A tick is very small and can range in size from a poppy seed to a small grape (when engorged). They do not jump or fly.
Ticks are normally found in forested areas or areas with long grass, where they attach themselves to humans and animals passing by.
On humans, ticks normally attach to areas such as the groin, armpits, hairline or behind the ears.
If you think the tick is blacklegged or you cannot identify the tick, it can be submitted in clear, dry containers or double Ziploc bags to one of the following locations from 8:30 a.m. to 4:30 p.m. for testing:

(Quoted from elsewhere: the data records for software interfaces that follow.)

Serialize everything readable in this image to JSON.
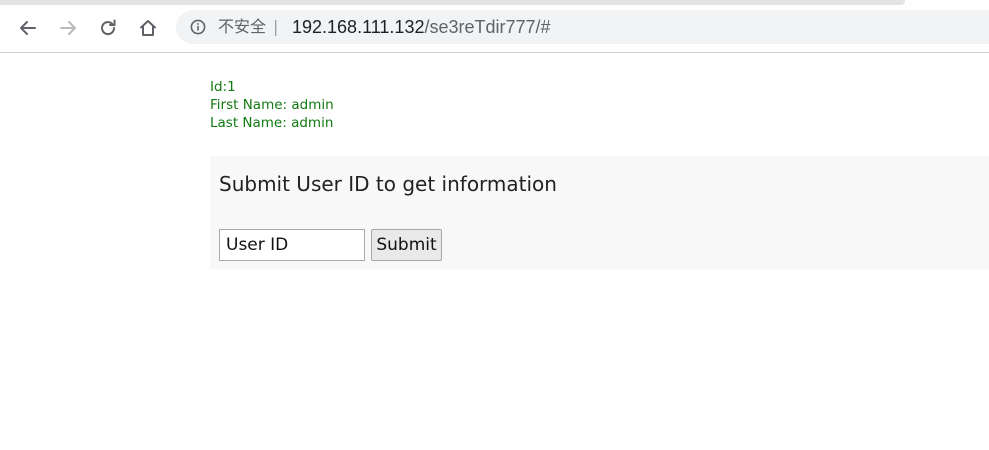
{
  "browser": {
    "security_label": "不安全",
    "separator": "|",
    "url_host": "192.168.111.132",
    "url_path": "/se3reTdir777/#",
    "icons": {
      "back": "back-arrow-icon",
      "forward": "forward-arrow-icon",
      "reload": "reload-icon",
      "home": "home-icon",
      "info": "info-icon"
    }
  },
  "result": {
    "id_line": "Id:1",
    "first_name_line": "First Name: admin",
    "last_name_line": "Last Name: admin",
    "color": "#117a11"
  },
  "form": {
    "title": "Submit User ID to get information",
    "input_placeholder": "User ID",
    "input_value": "",
    "submit_label": "Submit"
  }
}
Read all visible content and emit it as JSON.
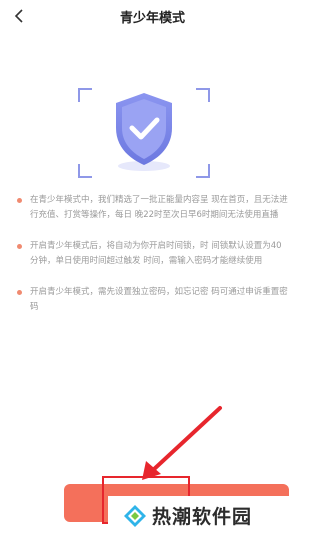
{
  "header": {
    "back_icon": "chevron-left-icon",
    "title": "青少年模式"
  },
  "hero": {
    "icon": "shield-check-icon",
    "accent": "#7b86e6"
  },
  "info_items": [
    {
      "text": "在青少年模式中，我们精选了一批正能量内容呈 现在首页，且无法进行充值、打赏等操作，每日 晚22时至次日早6时期间无法使用直播"
    },
    {
      "text": "开启青少年模式后，将自动为你开启时间锁，时 间锁默认设置为40分钟，单日使用时间超过触发 时间，需输入密码才能继续使用"
    },
    {
      "text": "开启青少年模式，需先设置独立密码，如忘记密 码可通过申诉重置密码"
    }
  ],
  "action_button": {
    "color": "#f4705b"
  },
  "annotation": {
    "color": "#e7262d"
  },
  "watermark": {
    "text": "热潮软件园",
    "icon": "diamond-logo-icon"
  }
}
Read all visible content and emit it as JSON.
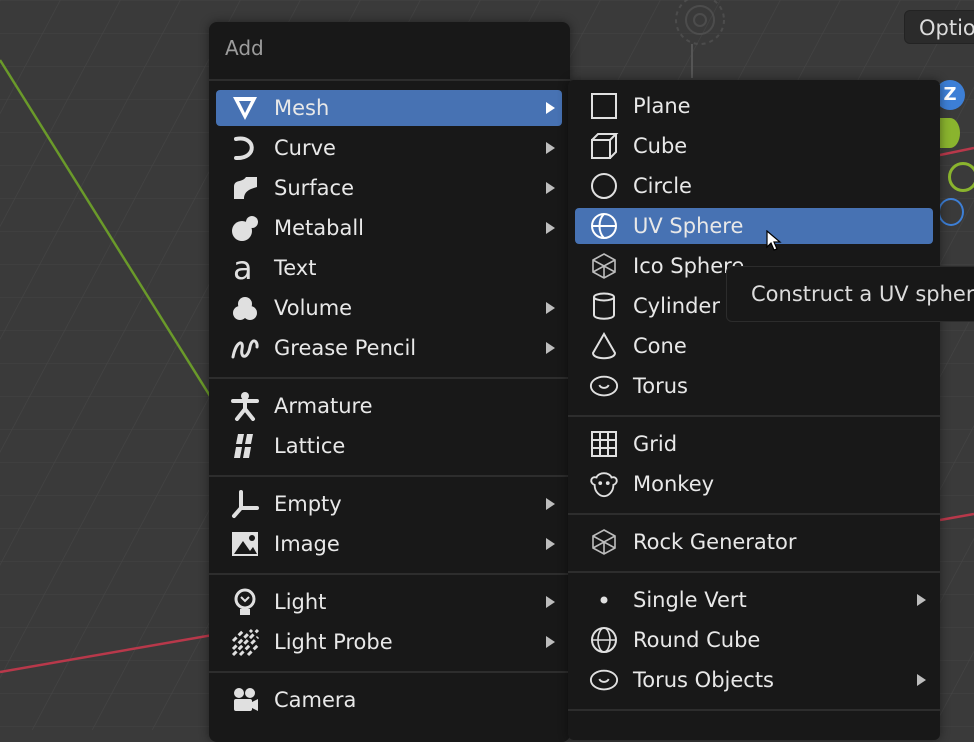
{
  "options_button": {
    "label": "Optio"
  },
  "axis_gizmo": {
    "z_label": "Z"
  },
  "add_menu": {
    "title": "Add",
    "items": [
      {
        "label": "Mesh",
        "icon": "mesh-icon",
        "submenu": true,
        "active": true
      },
      {
        "label": "Curve",
        "icon": "curve-icon",
        "submenu": true
      },
      {
        "label": "Surface",
        "icon": "surface-icon",
        "submenu": true
      },
      {
        "label": "Metaball",
        "icon": "metaball-icon",
        "submenu": true
      },
      {
        "label": "Text",
        "icon": "text-icon",
        "submenu": false
      },
      {
        "label": "Volume",
        "icon": "volume-icon",
        "submenu": true
      },
      {
        "label": "Grease Pencil",
        "icon": "grease-pencil-icon",
        "submenu": true
      },
      {
        "label": "Armature",
        "icon": "armature-icon",
        "submenu": false
      },
      {
        "label": "Lattice",
        "icon": "lattice-icon",
        "submenu": false
      },
      {
        "label": "Empty",
        "icon": "empty-icon",
        "submenu": true
      },
      {
        "label": "Image",
        "icon": "image-icon",
        "submenu": true
      },
      {
        "label": "Light",
        "icon": "light-icon",
        "submenu": true
      },
      {
        "label": "Light Probe",
        "icon": "light-probe-icon",
        "submenu": true
      },
      {
        "label": "Camera",
        "icon": "camera-icon",
        "submenu": false
      }
    ]
  },
  "mesh_menu": {
    "items": [
      {
        "label": "Plane",
        "icon": "plane-icon"
      },
      {
        "label": "Cube",
        "icon": "cube-icon"
      },
      {
        "label": "Circle",
        "icon": "circle-icon"
      },
      {
        "label": "UV Sphere",
        "icon": "uv-sphere-icon",
        "active": true
      },
      {
        "label": "Ico Sphere",
        "icon": "ico-sphere-icon"
      },
      {
        "label": "Cylinder",
        "icon": "cylinder-icon"
      },
      {
        "label": "Cone",
        "icon": "cone-icon"
      },
      {
        "label": "Torus",
        "icon": "torus-icon"
      },
      {
        "label": "Grid",
        "icon": "grid-icon"
      },
      {
        "label": "Monkey",
        "icon": "monkey-icon"
      },
      {
        "label": "Rock Generator",
        "icon": "rock-generator-icon"
      },
      {
        "label": "Single Vert",
        "icon": "single-vert-icon",
        "submenu": true
      },
      {
        "label": "Round Cube",
        "icon": "round-cube-icon"
      },
      {
        "label": "Torus Objects",
        "icon": "torus-objects-icon",
        "submenu": true
      }
    ]
  },
  "tooltip": {
    "text": "Construct a UV spher"
  },
  "colors": {
    "menu_bg": "#181818",
    "highlight": "#4772b3",
    "viewport_bg": "#3a3a3a",
    "x_axis": "#b8384a",
    "y_axis": "#6a9a2a",
    "z_gizmo": "#3d7fd6",
    "y_gizmo": "#8ab42e"
  }
}
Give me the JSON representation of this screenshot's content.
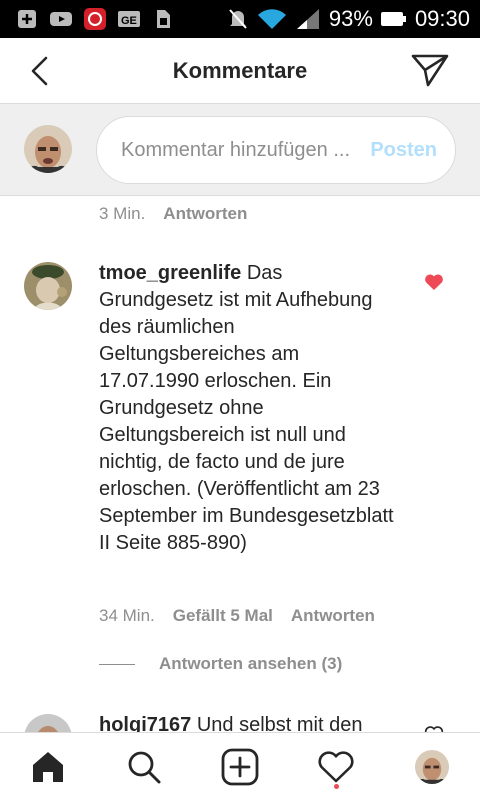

|Thorold / St. Catharines||1815 Sir Isaac Brock Way||905-688-8248|
|Fort Erie||1264 Garrison Rd., Unit 12||905-871-6513|
|Niagara Falls||5710 Kitchener St.||905-356-1538|
|Welland||200 Division St.||905-735-5697|
|Beamsville (Lincoln)||4800 South Service Rd.||905-563-8205|
Ticks will be identified by Public Health staff within two working days. If a blacklegged tick is identified, staff will consult with you on next steps.
There is no cost for tick identification and testing.
In Niagara, blacklegged ticks have often been found in the Wainfleet bog, Mud Lake in Port Colborne and 12 Mile Creek Trail in St. Catharines. However, it is possible to find blacklegged ticks outside of these areas too. Remember to protect yourself no matter what area you are in.
For more information on Lyme disease, including symptoms, diagnosis and treatment, visit Health Canada.
Statistics about Lyme Disease in Niagara